→ What you should do:
In your answer, set down the records below exactly as they stand, omitting pictures.

(Collected data)
▬▬▬

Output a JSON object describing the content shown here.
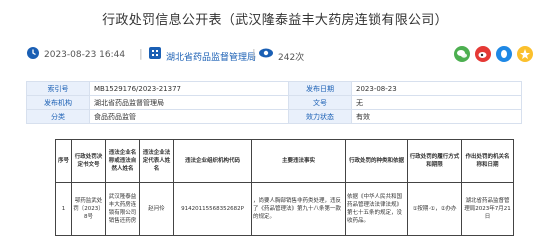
{
  "page": {
    "title": "行政处罚信息公开表（武汉隆泰益丰大药房连锁有限公司）"
  },
  "meta": {
    "datetime": "2023-08-23 16:44",
    "source": "湖北省药品监督管理局",
    "views": "242次"
  },
  "info": {
    "rows": [
      {
        "k1": "索引号",
        "v1": "MB1529176/2023-21377",
        "k2": "发布日期",
        "v2": "2023-08-23"
      },
      {
        "k1": "发布机构",
        "v1": "湖北省药品监督管理局",
        "k2": "文号",
        "v2": "无"
      },
      {
        "k1": "分类",
        "v1": "食品药品监管",
        "k2": "效力状态",
        "v2": "有效"
      }
    ]
  },
  "table": {
    "headers": [
      "序号",
      "行政处罚决定书文号",
      "违法企业名称或违法自然人姓名",
      "违法企业法定代表人姓名",
      "违法企业组织机构代码",
      "主要违法事实",
      "行政处罚的种类和依据",
      "行政处罚的履行方式和期限",
      "作出处罚的机关名称和日期"
    ],
    "row": {
      "no": "1",
      "doc_no": "鄂药监武处罚〔2023〕8号",
      "company": "武汉隆泰益丰大药房连锁有限公司销售还药房",
      "rep": "",
      "person": "赵问伶",
      "code": "91420115568352682P",
      "fact": "，尚要人胸部销售非药类处理，违反了《药品管理法》第九十八条第一款的规定。",
      "basis": "依据《中华人民共和国药品管理法法律法规》第七十五条的规定，没收药品。",
      "method": "①按期·①，②办办",
      "authority": "湖北省药品监督管理局2023年7月21日"
    }
  },
  "colors": {
    "accent_blue": "#1a5fb4",
    "header_bg": "#e9f0fb"
  },
  "icons": [
    "clock-icon",
    "building-icon",
    "eye-icon",
    "wechat-icon",
    "weibo-icon",
    "qq-icon",
    "qzone-icon"
  ]
}
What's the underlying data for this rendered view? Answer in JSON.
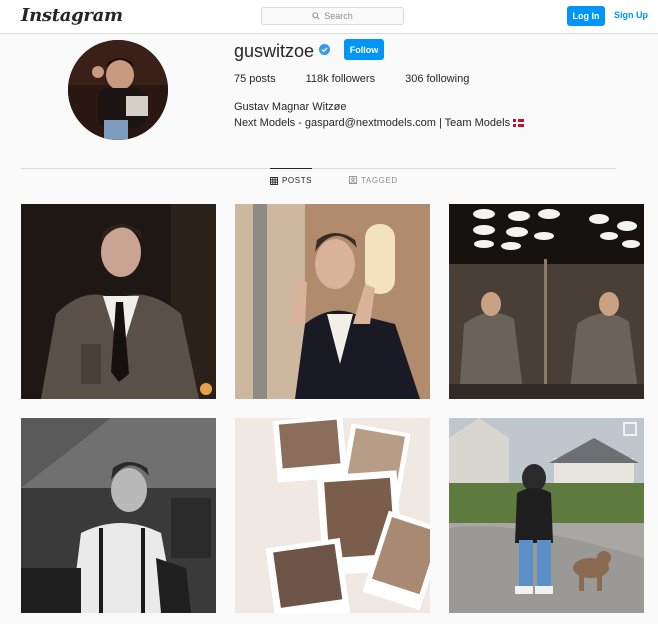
{
  "header": {
    "logo": "Instagram",
    "search_placeholder": "Search",
    "login_label": "Log In",
    "signup_label": "Sign Up"
  },
  "profile": {
    "username": "guswitzoe",
    "verified": true,
    "follow_label": "Follow",
    "stats": [
      {
        "label": "75 posts"
      },
      {
        "label": "118k followers"
      },
      {
        "label": "306 following"
      }
    ],
    "full_name": "Gustav Magnar Witzøe",
    "bio": "Next Models - gaspard@nextmodels.com | Team Models"
  },
  "tabs": [
    {
      "label": "POSTS",
      "active": true,
      "icon": "grid-icon"
    },
    {
      "label": "TAGGED",
      "active": false,
      "icon": "tag-icon"
    }
  ],
  "posts": [
    {
      "name": "post-suit-tie"
    },
    {
      "name": "post-rock-hands"
    },
    {
      "name": "post-elevator-mirror"
    },
    {
      "name": "post-bw-suspenders"
    },
    {
      "name": "post-polaroids"
    },
    {
      "name": "post-walking-dog"
    }
  ],
  "colors": {
    "accent": "#0095f6",
    "text": "#262626",
    "muted": "#8e8e8e",
    "border": "#dbdbdb"
  }
}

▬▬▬

→ Solution below:
Output a JSON object describing the content shown here.
{
  "page": {
    "title": "行政处罚信息公开表（武汉隆泰益丰大药房连锁有限公司）"
  },
  "meta": {
    "datetime": "2023-08-23 16:44",
    "source": "湖北省药品监督管理局",
    "views": "242次"
  },
  "info": {
    "rows": [
      {
        "k1": "索引号",
        "v1": "MB1529176/2023-21377",
        "k2": "发布日期",
        "v2": "2023-08-23"
      },
      {
        "k1": "发布机构",
        "v1": "湖北省药品监督管理局",
        "k2": "文号",
        "v2": "无"
      },
      {
        "k1": "分类",
        "v1": "食品药品监管",
        "k2": "效力状态",
        "v2": "有效"
      }
    ]
  },
  "table": {
    "headers": [
      "序号",
      "行政处罚决定书文号",
      "违法企业名称或违法自然人姓名",
      "违法企业法定代表人姓名",
      "违法企业组织机构代码",
      "主要违法事实",
      "行政处罚的种类和依据",
      "行政处罚的履行方式和期限",
      "作出处罚的机关名称和日期"
    ],
    "row": {
      "no": "1",
      "doc_no": "鄂药监武处罚〔2023〕8号",
      "company": "武汉隆泰益丰大药房连锁有限公司销售还药房",
      "rep": "",
      "person": "赵问伶",
      "code": "91420115568352682P",
      "fact": "，尚要人胸部销售非药类处理，违反了《药品管理法》第九十八条第一款的规定。",
      "basis": "依据《中华人民共和国药品管理法法律法规》第七十五条的规定，没收药品。",
      "method": "①按期·①，②办办",
      "authority": "湖北省药品监督管理局2023年7月21日"
    }
  },
  "colors": {
    "accent_blue": "#1a5fb4",
    "header_bg": "#e9f0fb"
  },
  "icons": [
    "clock-icon",
    "building-icon",
    "eye-icon",
    "wechat-icon",
    "weibo-icon",
    "qq-icon",
    "qzone-icon"
  ]
}
What's the underlying data for this rendered view? Answer in JSON.
{
  "header": {
    "logo": "Instagram",
    "search_placeholder": "Search",
    "login_label": "Log In",
    "signup_label": "Sign Up"
  },
  "profile": {
    "username": "guswitzoe",
    "verified": true,
    "follow_label": "Follow",
    "stats": [
      {
        "label": "75 posts"
      },
      {
        "label": "118k followers"
      },
      {
        "label": "306 following"
      }
    ],
    "full_name": "Gustav Magnar Witzøe",
    "bio": "Next Models - gaspard@nextmodels.com | Team Models"
  },
  "tabs": [
    {
      "label": "POSTS",
      "active": true,
      "icon": "grid-icon"
    },
    {
      "label": "TAGGED",
      "active": false,
      "icon": "tag-icon"
    }
  ],
  "posts": [
    {
      "name": "post-suit-tie"
    },
    {
      "name": "post-rock-hands"
    },
    {
      "name": "post-elevator-mirror"
    },
    {
      "name": "post-bw-suspenders"
    },
    {
      "name": "post-polaroids"
    },
    {
      "name": "post-walking-dog"
    }
  ],
  "colors": {
    "accent": "#0095f6",
    "text": "#262626",
    "muted": "#8e8e8e",
    "border": "#dbdbdb"
  }
}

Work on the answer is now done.